In another performance work, we see Coetzer rolling down a sandy embankment to the accompaniment of Papa was a Rolling Stone, the sublime early 1970s hit song written by Norman Whitfield and Barrett Strong and made famous by The Temptations. The song includes a four-and-half minute instrumental lead-in, which is ample time for Coetzer to explain why he is pretending to be Sisyphus. (Technically it is a rock, not Sisyphus, who rolls down the hill in the Greek legend, although in 1970s Pretoria a "rock" was understood to be an Afrikaner, a detail Coetzer would no doubt appreciate.) "It is man art," is his explanation. "Middle-aged man art." Coetzer is not being ironic. "It is all about not having medical aid, falling by the wayside and not being like my dad who was such a very amazing man. He had such good medical aid. I am very aware of my mortality."

Coetzer's explanation, unvarnished and to the point, is revealing. If there is a serious message underpinning his works, which variously toy with political activism, identity politics, global warming, cultural displacement, medical insurance, Elvis in Zanzibar, Coetzer avoids a leaden approach to these zeitgeist issues in the construction of his work, which is routinely informed by humour, absurdity, bathos and silliness. In this, his work eschews the earnest and ultimately fatal impressionism that characterises so much South African art employing moving images. The artist shows me another video on his computer, a YouTube clip of late career Elvis, bored and indifferent, stumbling through his repertoire. We laugh.

Later Coetzer shows me a piece of software that is functionally a thesaurus but also visually a free association map of ideas rendered as words. In a way, the logic of the software offers a key into Coetzer's work, which can seem random and disassociated, but is in fact driven by the free-spirited logic of enquiry. Who else but Coetzer would connect - quite logically it turns out - philosopher Friedrich Nietzsche to composer Richard Strauss to filmmaker Stanley Kubrick to Elvis and Freddie Mercury? "It makes amazing sense to this plak that I'm on at the moment," smiles Coetzer as Elvis reveals a cape with a motif linked to the ancient faith of Zarathustra. "What is your plak?" I ask. He laughs. " I'm not sure, I'm figuring it out as I go along." He laughs some more.

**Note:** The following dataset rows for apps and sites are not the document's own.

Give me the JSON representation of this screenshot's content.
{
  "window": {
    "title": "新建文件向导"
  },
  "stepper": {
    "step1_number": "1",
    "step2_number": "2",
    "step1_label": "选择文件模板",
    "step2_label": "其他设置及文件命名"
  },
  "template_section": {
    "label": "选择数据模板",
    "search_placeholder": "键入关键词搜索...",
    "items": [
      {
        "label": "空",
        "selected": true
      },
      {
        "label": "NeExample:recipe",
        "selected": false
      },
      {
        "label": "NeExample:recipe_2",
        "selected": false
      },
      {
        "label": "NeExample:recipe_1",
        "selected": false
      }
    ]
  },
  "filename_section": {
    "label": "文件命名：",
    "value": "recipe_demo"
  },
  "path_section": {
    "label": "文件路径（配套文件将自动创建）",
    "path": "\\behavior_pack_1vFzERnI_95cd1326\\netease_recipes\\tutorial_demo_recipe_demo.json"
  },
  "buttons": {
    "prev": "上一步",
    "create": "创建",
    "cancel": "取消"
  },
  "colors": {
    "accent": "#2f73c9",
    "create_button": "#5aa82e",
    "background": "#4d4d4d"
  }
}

Sean O'Toole is a journalist, writer and regular contributor to Frieze and Sunday Times . He is based in Cape Town.